I just now realized that the entry right below this one seems to have gotten itself unpublished after I’m sure I published it. So, if you were one I’d sent a link out to and it didn’t work, it’s there now, though it applies to what was going on three days ago.
Franky, this is a piss-poor travel log. I’d had grand designs of publishing along the way, but I think that desire was based on the ability to publish from anywhere at any time — which is certainly cool — and not on a particular desire to share continuously. So you get the mish-mash, for now, but I promise to do a better writeup — if not soon — when I get back home. There will be a few hundred pretty good photos too. Those who remember the Kauai trip know I take decent pics.
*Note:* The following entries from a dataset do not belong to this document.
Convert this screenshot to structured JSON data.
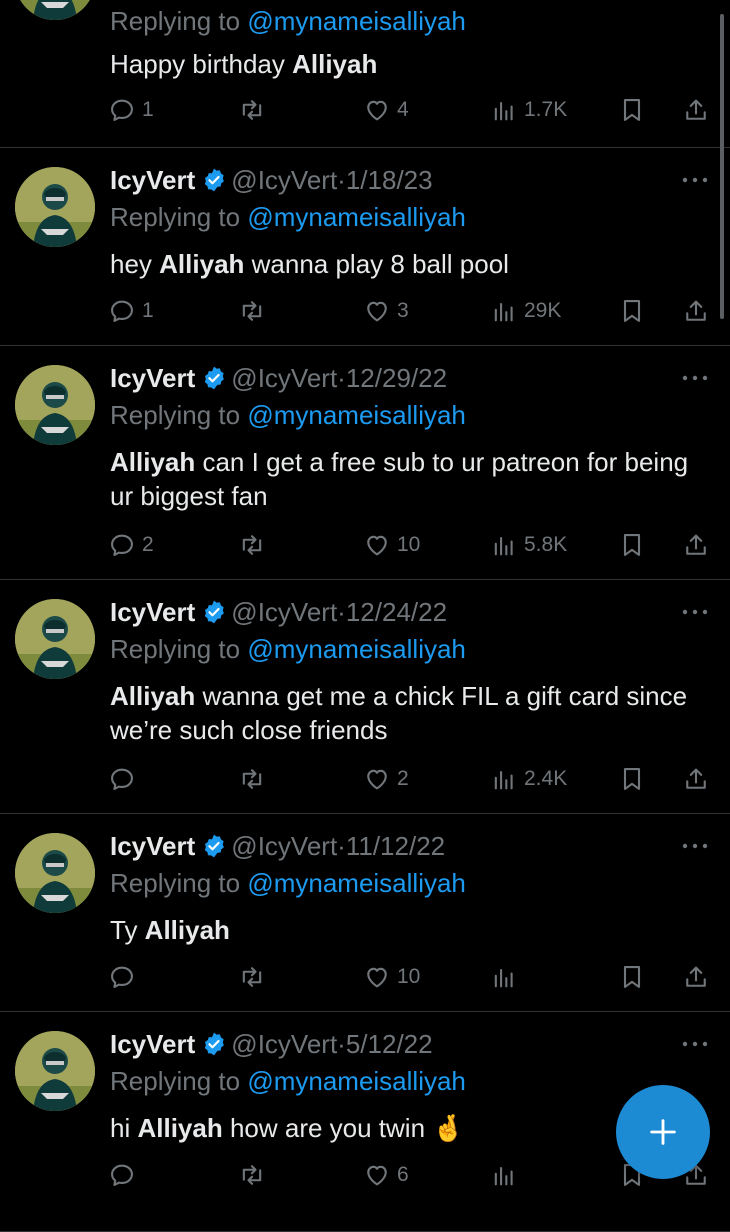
{
  "top_partial": {
    "reply_prefix": "Replying to",
    "reply_to": "@mynameisalliyah",
    "body_plain": "Happy birthday ",
    "body_bold": "Alliyah",
    "replies": "1",
    "retweets": "",
    "likes": "4",
    "views": "1.7K"
  },
  "author": {
    "name": "IcyVert",
    "handle": "@IcyVert",
    "dot": "·"
  },
  "tweets": [
    {
      "date": "1/18/23",
      "reply_prefix": "Replying to",
      "reply_to": "@mynameisalliyah",
      "body_pre": "hey ",
      "body_bold": "Alliyah",
      "body_post": " wanna play 8 ball pool",
      "replies": "1",
      "likes": "3",
      "views": "29K"
    },
    {
      "date": "12/29/22",
      "reply_prefix": "Replying to",
      "reply_to": "@mynameisalliyah",
      "body_pre": "",
      "body_bold": "Alliyah",
      "body_post": " can I get a free sub to ur patreon for being ur biggest fan",
      "replies": "2",
      "likes": "10",
      "views": "5.8K"
    },
    {
      "date": "12/24/22",
      "reply_prefix": "Replying to",
      "reply_to": "@mynameisalliyah",
      "body_pre": "",
      "body_bold": "Alliyah",
      "body_post": " wanna get me a chick FIL a gift card since we’re such close friends",
      "replies": "",
      "likes": "2",
      "views": "2.4K"
    },
    {
      "date": "11/12/22",
      "reply_prefix": "Replying to",
      "reply_to": "@mynameisalliyah",
      "body_pre": "Ty ",
      "body_bold": "Alliyah",
      "body_post": "",
      "replies": "",
      "likes": "10",
      "views": ""
    },
    {
      "date": "5/12/22",
      "reply_prefix": "Replying to",
      "reply_to": "@mynameisalliyah",
      "body_pre": "hi ",
      "body_bold": "Alliyah",
      "body_post": " how are you twin 🤞",
      "replies": "",
      "likes": "6",
      "views": ""
    }
  ],
  "icons": {
    "reply": "speech-bubble-icon",
    "retweet": "retweet-arrows-icon",
    "like": "heart-icon",
    "views": "bar-chart-icon",
    "bookmark": "bookmark-icon",
    "share": "share-upload-icon",
    "verified": "verified-badge-icon",
    "more": "more-dots-icon",
    "compose": "plus-icon"
  },
  "colors": {
    "background": "#000000",
    "text": "#e7e9ea",
    "muted": "#71767b",
    "accent": "#1d9bf0",
    "fab": "#1d8ad4",
    "divider": "#2f3336"
  }
}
Right now we’re in Nice, which is a bit of a disappointment. I’m not sure whether it’s because it has changed from 15 years ago, or just because it’s a holiday (Bastille Day, yesterday) and the whole stupid world is here and the local restaurants are catering to such stupidity by being stupid. Well, more on that later.
As I posted last, we were preparing to leave Arles for Avignon. I decided to take the auto-route, which took us through Nimes and within range of Le Pont du Gard. Do check out that link. This is the most amazing ancient construction I have ever seen.
If you look closely at that arch in the center, those are heads of people standing on the bridge. That gives you perspective on the enormity of this.
Most of all, this "monument" is the best thing I’ve seen so far because it wasn’t built as a monument. Though its arches are decorative, their function is to save construction costs. This aqueduct was started 19 years before Christ was born and finished 16 years prior. It carried 44 million gallons of water daily to the city of Nimes, which I guess is a place in which men saw potential that God had not. One must wonder why God, walking the earth for 30-some years, never acknowledged or alluded to such god-like feats on the part of his children. Huh?
So now it’s a monument. It’s a monument to the heroic and environmentally-controlling nature of man. It’s a monument to civilization and that which is at its very foundation: water.
I look at that construction, realizing it’s over 2,000 years old, realizing what it accomplished back then, and I am overwhelmed with feeling about how wondrous, how virtuous, how righteous, how holy is the very core nature of man — the essential being. Man qua man: the very defining standard of morality.
Then I go see monuments to Kings and Gods, and I get a very different picture of the nature of man:
How puny. How depraved. How insignificant, next to his bedfellow-betters: the church and the state.
You can have them both, in all of their miserable wretched glory; all of them.